After helping to develop sonar for submarine detection in World War I, Rutherford returned to Cambridge University as the new director of the Cavendish Laboratory.
In the ground-floor of the laboratory, F.W. Aston was developing the first mass spectrometer - an instrument that measures a sample according to atomic weight. Aston coined the term "isotope" to describe those atoms that - although they were, in effect, the same element - had slightly different atomic weights.
In 1929, Aston published a brief paper outlining the discovery of three isotopes of lead at atomic weights 206, 207 and 208. Rutherford used this discovery to deduce that the lead isotope 207 came from uranium isotope 235 and lead isotope 206 came from uranium isotope 238.
Based on the two uranium isotopes decaying at different rates, he was able to calculate the Earth's age at 3.4 billion years. Hutton's vision of vast amounts of geological time had been confirmed.
The lead-uranium method is now a major part of the science of geochronology, or dating earth materials. Rutherford moved on to other projects and became a widely respected and greatly honoured scientist. He was made a peer - the Baron of Nelson - and died in 1937.
After World War II, researchers further refined dating methods and pushed back the age of the Earth to 4.6 billion years by dating meteorites - the primordial building material of the Earth and solar system.
In comparison, a human lifespan is the merest of motes. If the history of the Earth could be compressed into a single year starting at midnight on January 1, then our first human ancestors didn't show up until late in the afternoon on December 31; all recorded history happens in the last 15 seconds before midnight. There is a profound aspect to deep time. Rutherford's research toppled the last pillar of a dogmatic human-centric universe.

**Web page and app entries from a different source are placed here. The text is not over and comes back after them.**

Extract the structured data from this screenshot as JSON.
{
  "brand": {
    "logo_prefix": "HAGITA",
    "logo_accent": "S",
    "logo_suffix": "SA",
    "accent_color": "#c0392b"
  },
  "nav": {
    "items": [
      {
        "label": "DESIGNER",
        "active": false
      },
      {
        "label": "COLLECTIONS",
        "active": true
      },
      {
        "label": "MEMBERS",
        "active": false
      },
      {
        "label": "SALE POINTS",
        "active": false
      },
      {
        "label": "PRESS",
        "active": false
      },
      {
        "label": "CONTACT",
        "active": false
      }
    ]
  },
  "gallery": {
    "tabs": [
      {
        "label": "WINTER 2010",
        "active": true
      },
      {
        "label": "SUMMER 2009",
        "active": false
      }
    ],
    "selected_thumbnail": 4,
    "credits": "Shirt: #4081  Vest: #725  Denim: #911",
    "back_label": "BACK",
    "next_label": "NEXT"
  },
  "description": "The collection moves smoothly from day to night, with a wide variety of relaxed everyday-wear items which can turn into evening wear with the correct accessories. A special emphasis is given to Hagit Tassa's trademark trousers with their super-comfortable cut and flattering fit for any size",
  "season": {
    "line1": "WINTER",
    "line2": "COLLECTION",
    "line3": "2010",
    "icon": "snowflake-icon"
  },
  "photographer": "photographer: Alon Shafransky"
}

To some, these revolutions have demoted humanity to transient apes, adrift in an endless and indifferent universe. Yet we apparently insignificant creatures can look into the unknown, explore it, measure it and, ultimately, understand it. One hundred years ago Rutherford beamed a light into the abyss of time.